Data in this exercise:

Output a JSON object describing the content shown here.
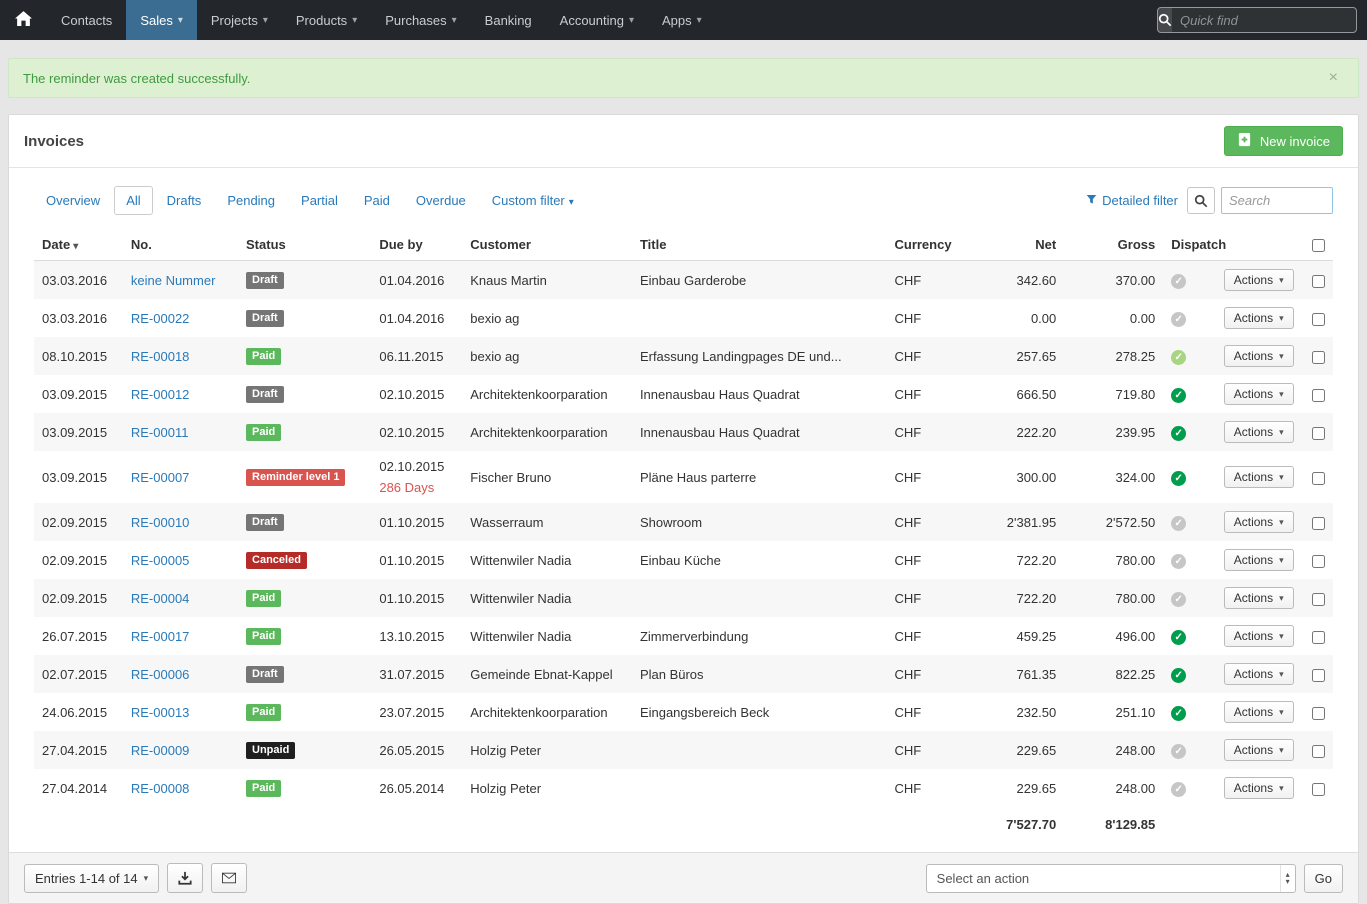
{
  "icons": {
    "caret_down": "▾",
    "arrow_up": "▴",
    "close": "×",
    "check": "✓"
  },
  "colors": {
    "navbar_bg": "#23272b",
    "navbar_active": "#3a6d91",
    "link_blue": "#2a7ab9",
    "success_bg": "#ddf0d2",
    "success_text": "#3f9b3f",
    "button_green": "#5cb85c",
    "badge_draft": "#757575",
    "badge_paid": "#5cb85c",
    "badge_reminder": "#d9534f",
    "badge_canceled": "#b52b27",
    "badge_unpaid": "#1f1f1f",
    "dispatch_gray": "#c6c6c6",
    "dispatch_light_green": "#a8d57f",
    "dispatch_green": "#009e4c",
    "overdue_red": "#d9534f"
  },
  "navbar": {
    "items": [
      {
        "label": "Contacts",
        "active": false,
        "dropdown": false
      },
      {
        "label": "Sales",
        "active": true,
        "dropdown": true
      },
      {
        "label": "Projects",
        "active": false,
        "dropdown": true
      },
      {
        "label": "Products",
        "active": false,
        "dropdown": true
      },
      {
        "label": "Purchases",
        "active": false,
        "dropdown": true
      },
      {
        "label": "Banking",
        "active": false,
        "dropdown": false
      },
      {
        "label": "Accounting",
        "active": false,
        "dropdown": true
      },
      {
        "label": "Apps",
        "active": false,
        "dropdown": true
      }
    ],
    "quick_find_placeholder": "Quick find"
  },
  "alert": {
    "message": "The reminder was created successfully.",
    "close_label": "×"
  },
  "page": {
    "title": "Invoices",
    "new_invoice_label": "New invoice"
  },
  "filters": {
    "tabs": [
      {
        "label": "Overview",
        "active": false,
        "dropdown": false
      },
      {
        "label": "All",
        "active": true,
        "dropdown": false
      },
      {
        "label": "Drafts",
        "active": false,
        "dropdown": false
      },
      {
        "label": "Pending",
        "active": false,
        "dropdown": false
      },
      {
        "label": "Partial",
        "active": false,
        "dropdown": false
      },
      {
        "label": "Paid",
        "active": false,
        "dropdown": false
      },
      {
        "label": "Overdue",
        "active": false,
        "dropdown": false
      },
      {
        "label": "Custom filter",
        "active": false,
        "dropdown": true
      }
    ],
    "detailed_filter_label": "Detailed filter",
    "search_placeholder": "Search"
  },
  "table": {
    "columns": [
      "Date",
      "No.",
      "Status",
      "Due by",
      "Customer",
      "Title",
      "Currency",
      "Net",
      "Gross",
      "Dispatch"
    ],
    "sort_column": "Date",
    "actions_label": "Actions",
    "rows": [
      {
        "date": "03.03.2016",
        "no": "keine Nummer",
        "status": {
          "label": "Draft",
          "type": "draft"
        },
        "due": "01.04.2016",
        "due_note": "",
        "customer": "Knaus Martin",
        "title": "Einbau Garderobe",
        "currency": "CHF",
        "net": "342.60",
        "gross": "370.00",
        "dispatch": "gray"
      },
      {
        "date": "03.03.2016",
        "no": "RE-00022",
        "status": {
          "label": "Draft",
          "type": "draft"
        },
        "due": "01.04.2016",
        "due_note": "",
        "customer": "bexio ag",
        "title": "",
        "currency": "CHF",
        "net": "0.00",
        "gross": "0.00",
        "dispatch": "gray"
      },
      {
        "date": "08.10.2015",
        "no": "RE-00018",
        "status": {
          "label": "Paid",
          "type": "paid"
        },
        "due": "06.11.2015",
        "due_note": "",
        "customer": "bexio ag",
        "title": "Erfassung Landingpages DE und...",
        "currency": "CHF",
        "net": "257.65",
        "gross": "278.25",
        "dispatch": "light"
      },
      {
        "date": "03.09.2015",
        "no": "RE-00012",
        "status": {
          "label": "Draft",
          "type": "draft"
        },
        "due": "02.10.2015",
        "due_note": "",
        "customer": "Architektenkoorparation",
        "title": "Innenausbau Haus Quadrat",
        "currency": "CHF",
        "net": "666.50",
        "gross": "719.80",
        "dispatch": "green"
      },
      {
        "date": "03.09.2015",
        "no": "RE-00011",
        "status": {
          "label": "Paid",
          "type": "paid"
        },
        "due": "02.10.2015",
        "due_note": "",
        "customer": "Architektenkoorparation",
        "title": "Innenausbau Haus Quadrat",
        "currency": "CHF",
        "net": "222.20",
        "gross": "239.95",
        "dispatch": "green"
      },
      {
        "date": "03.09.2015",
        "no": "RE-00007",
        "status": {
          "label": "Reminder level 1",
          "type": "reminder"
        },
        "due": "02.10.2015",
        "due_note": "286 Days",
        "customer": "Fischer Bruno",
        "title": "Pläne Haus parterre",
        "currency": "CHF",
        "net": "300.00",
        "gross": "324.00",
        "dispatch": "green"
      },
      {
        "date": "02.09.2015",
        "no": "RE-00010",
        "status": {
          "label": "Draft",
          "type": "draft"
        },
        "due": "01.10.2015",
        "due_note": "",
        "customer": "Wasserraum",
        "title": "Showroom",
        "currency": "CHF",
        "net": "2'381.95",
        "gross": "2'572.50",
        "dispatch": "gray"
      },
      {
        "date": "02.09.2015",
        "no": "RE-00005",
        "status": {
          "label": "Canceled",
          "type": "canceled"
        },
        "due": "01.10.2015",
        "due_note": "",
        "customer": "Wittenwiler Nadia",
        "title": "Einbau Küche",
        "currency": "CHF",
        "net": "722.20",
        "gross": "780.00",
        "dispatch": "gray"
      },
      {
        "date": "02.09.2015",
        "no": "RE-00004",
        "status": {
          "label": "Paid",
          "type": "paid"
        },
        "due": "01.10.2015",
        "due_note": "",
        "customer": "Wittenwiler Nadia",
        "title": "",
        "currency": "CHF",
        "net": "722.20",
        "gross": "780.00",
        "dispatch": "gray"
      },
      {
        "date": "26.07.2015",
        "no": "RE-00017",
        "status": {
          "label": "Paid",
          "type": "paid"
        },
        "due": "13.10.2015",
        "due_note": "",
        "customer": "Wittenwiler Nadia",
        "title": "Zimmerverbindung",
        "currency": "CHF",
        "net": "459.25",
        "gross": "496.00",
        "dispatch": "green"
      },
      {
        "date": "02.07.2015",
        "no": "RE-00006",
        "status": {
          "label": "Draft",
          "type": "draft"
        },
        "due": "31.07.2015",
        "due_note": "",
        "customer": "Gemeinde Ebnat-Kappel",
        "title": "Plan Büros",
        "currency": "CHF",
        "net": "761.35",
        "gross": "822.25",
        "dispatch": "green"
      },
      {
        "date": "24.06.2015",
        "no": "RE-00013",
        "status": {
          "label": "Paid",
          "type": "paid"
        },
        "due": "23.07.2015",
        "due_note": "",
        "customer": "Architektenkoorparation",
        "title": "Eingangsbereich Beck",
        "currency": "CHF",
        "net": "232.50",
        "gross": "251.10",
        "dispatch": "green"
      },
      {
        "date": "27.04.2015",
        "no": "RE-00009",
        "status": {
          "label": "Unpaid",
          "type": "unpaid"
        },
        "due": "26.05.2015",
        "due_note": "",
        "customer": "Holzig Peter",
        "title": "",
        "currency": "CHF",
        "net": "229.65",
        "gross": "248.00",
        "dispatch": "gray"
      },
      {
        "date": "27.04.2014",
        "no": "RE-00008",
        "status": {
          "label": "Paid",
          "type": "paid"
        },
        "due": "26.05.2014",
        "due_note": "",
        "customer": "Holzig Peter",
        "title": "",
        "currency": "CHF",
        "net": "229.65",
        "gross": "248.00",
        "dispatch": "gray"
      }
    ],
    "totals": {
      "net": "7'527.70",
      "gross": "8'129.85"
    }
  },
  "footer": {
    "entries_label": "Entries 1-14 of 14",
    "action_select_value": "Select an action",
    "go_label": "Go"
  }
}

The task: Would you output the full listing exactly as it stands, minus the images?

Completed exercise:
Output a JSON object describing the content shown here.
{
  "icons": {
    "caret_down": "▾",
    "arrow_up": "▴",
    "close": "×",
    "check": "✓"
  },
  "colors": {
    "navbar_bg": "#23272b",
    "navbar_active": "#3a6d91",
    "link_blue": "#2a7ab9",
    "success_bg": "#ddf0d2",
    "success_text": "#3f9b3f",
    "button_green": "#5cb85c",
    "badge_draft": "#757575",
    "badge_paid": "#5cb85c",
    "badge_reminder": "#d9534f",
    "badge_canceled": "#b52b27",
    "badge_unpaid": "#1f1f1f",
    "dispatch_gray": "#c6c6c6",
    "dispatch_light_green": "#a8d57f",
    "dispatch_green": "#009e4c",
    "overdue_red": "#d9534f"
  },
  "navbar": {
    "items": [
      {
        "label": "Contacts",
        "active": false,
        "dropdown": false
      },
      {
        "label": "Sales",
        "active": true,
        "dropdown": true
      },
      {
        "label": "Projects",
        "active": false,
        "dropdown": true
      },
      {
        "label": "Products",
        "active": false,
        "dropdown": true
      },
      {
        "label": "Purchases",
        "active": false,
        "dropdown": true
      },
      {
        "label": "Banking",
        "active": false,
        "dropdown": false
      },
      {
        "label": "Accounting",
        "active": false,
        "dropdown": true
      },
      {
        "label": "Apps",
        "active": false,
        "dropdown": true
      }
    ],
    "quick_find_placeholder": "Quick find"
  },
  "alert": {
    "message": "The reminder was created successfully.",
    "close_label": "×"
  },
  "page": {
    "title": "Invoices",
    "new_invoice_label": "New invoice"
  },
  "filters": {
    "tabs": [
      {
        "label": "Overview",
        "active": false,
        "dropdown": false
      },
      {
        "label": "All",
        "active": true,
        "dropdown": false
      },
      {
        "label": "Drafts",
        "active": false,
        "dropdown": false
      },
      {
        "label": "Pending",
        "active": false,
        "dropdown": false
      },
      {
        "label": "Partial",
        "active": false,
        "dropdown": false
      },
      {
        "label": "Paid",
        "active": false,
        "dropdown": false
      },
      {
        "label": "Overdue",
        "active": false,
        "dropdown": false
      },
      {
        "label": "Custom filter",
        "active": false,
        "dropdown": true
      }
    ],
    "detailed_filter_label": "Detailed filter",
    "search_placeholder": "Search"
  },
  "table": {
    "columns": [
      "Date",
      "No.",
      "Status",
      "Due by",
      "Customer",
      "Title",
      "Currency",
      "Net",
      "Gross",
      "Dispatch"
    ],
    "sort_column": "Date",
    "actions_label": "Actions",
    "rows": [
      {
        "date": "03.03.2016",
        "no": "keine Nummer",
        "status": {
          "label": "Draft",
          "type": "draft"
        },
        "due": "01.04.2016",
        "due_note": "",
        "customer": "Knaus Martin",
        "title": "Einbau Garderobe",
        "currency": "CHF",
        "net": "342.60",
        "gross": "370.00",
        "dispatch": "gray"
      },
      {
        "date": "03.03.2016",
        "no": "RE-00022",
        "status": {
          "label": "Draft",
          "type": "draft"
        },
        "due": "01.04.2016",
        "due_note": "",
        "customer": "bexio ag",
        "title": "",
        "currency": "CHF",
        "net": "0.00",
        "gross": "0.00",
        "dispatch": "gray"
      },
      {
        "date": "08.10.2015",
        "no": "RE-00018",
        "status": {
          "label": "Paid",
          "type": "paid"
        },
        "due": "06.11.2015",
        "due_note": "",
        "customer": "bexio ag",
        "title": "Erfassung Landingpages DE und...",
        "currency": "CHF",
        "net": "257.65",
        "gross": "278.25",
        "dispatch": "light"
      },
      {
        "date": "03.09.2015",
        "no": "RE-00012",
        "status": {
          "label": "Draft",
          "type": "draft"
        },
        "due": "02.10.2015",
        "due_note": "",
        "customer": "Architektenkoorparation",
        "title": "Innenausbau Haus Quadrat",
        "currency": "CHF",
        "net": "666.50",
        "gross": "719.80",
        "dispatch": "green"
      },
      {
        "date": "03.09.2015",
        "no": "RE-00011",
        "status": {
          "label": "Paid",
          "type": "paid"
        },
        "due": "02.10.2015",
        "due_note": "",
        "customer": "Architektenkoorparation",
        "title": "Innenausbau Haus Quadrat",
        "currency": "CHF",
        "net": "222.20",
        "gross": "239.95",
        "dispatch": "green"
      },
      {
        "date": "03.09.2015",
        "no": "RE-00007",
        "status": {
          "label": "Reminder level 1",
          "type": "reminder"
        },
        "due": "02.10.2015",
        "due_note": "286 Days",
        "customer": "Fischer Bruno",
        "title": "Pläne Haus parterre",
        "currency": "CHF",
        "net": "300.00",
        "gross": "324.00",
        "dispatch": "green"
      },
      {
        "date": "02.09.2015",
        "no": "RE-00010",
        "status": {
          "label": "Draft",
          "type": "draft"
        },
        "due": "01.10.2015",
        "due_note": "",
        "customer": "Wasserraum",
        "title": "Showroom",
        "currency": "CHF",
        "net": "2'381.95",
        "gross": "2'572.50",
        "dispatch": "gray"
      },
      {
        "date": "02.09.2015",
        "no": "RE-00005",
        "status": {
          "label": "Canceled",
          "type": "canceled"
        },
        "due": "01.10.2015",
        "due_note": "",
        "customer": "Wittenwiler Nadia",
        "title": "Einbau Küche",
        "currency": "CHF",
        "net": "722.20",
        "gross": "780.00",
        "dispatch": "gray"
      },
      {
        "date": "02.09.2015",
        "no": "RE-00004",
        "status": {
          "label": "Paid",
          "type": "paid"
        },
        "due": "01.10.2015",
        "due_note": "",
        "customer": "Wittenwiler Nadia",
        "title": "",
        "currency": "CHF",
        "net": "722.20",
        "gross": "780.00",
        "dispatch": "gray"
      },
      {
        "date": "26.07.2015",
        "no": "RE-00017",
        "status": {
          "label": "Paid",
          "type": "paid"
        },
        "due": "13.10.2015",
        "due_note": "",
        "customer": "Wittenwiler Nadia",
        "title": "Zimmerverbindung",
        "currency": "CHF",
        "net": "459.25",
        "gross": "496.00",
        "dispatch": "green"
      },
      {
        "date": "02.07.2015",
        "no": "RE-00006",
        "status": {
          "label": "Draft",
          "type": "draft"
        },
        "due": "31.07.2015",
        "due_note": "",
        "customer": "Gemeinde Ebnat-Kappel",
        "title": "Plan Büros",
        "currency": "CHF",
        "net": "761.35",
        "gross": "822.25",
        "dispatch": "green"
      },
      {
        "date": "24.06.2015",
        "no": "RE-00013",
        "status": {
          "label": "Paid",
          "type": "paid"
        },
        "due": "23.07.2015",
        "due_note": "",
        "customer": "Architektenkoorparation",
        "title": "Eingangsbereich Beck",
        "currency": "CHF",
        "net": "232.50",
        "gross": "251.10",
        "dispatch": "green"
      },
      {
        "date": "27.04.2015",
        "no": "RE-00009",
        "status": {
          "label": "Unpaid",
          "type": "unpaid"
        },
        "due": "26.05.2015",
        "due_note": "",
        "customer": "Holzig Peter",
        "title": "",
        "currency": "CHF",
        "net": "229.65",
        "gross": "248.00",
        "dispatch": "gray"
      },
      {
        "date": "27.04.2014",
        "no": "RE-00008",
        "status": {
          "label": "Paid",
          "type": "paid"
        },
        "due": "26.05.2014",
        "due_note": "",
        "customer": "Holzig Peter",
        "title": "",
        "currency": "CHF",
        "net": "229.65",
        "gross": "248.00",
        "dispatch": "gray"
      }
    ],
    "totals": {
      "net": "7'527.70",
      "gross": "8'129.85"
    }
  },
  "footer": {
    "entries_label": "Entries 1-14 of 14",
    "action_select_value": "Select an action",
    "go_label": "Go"
  }
}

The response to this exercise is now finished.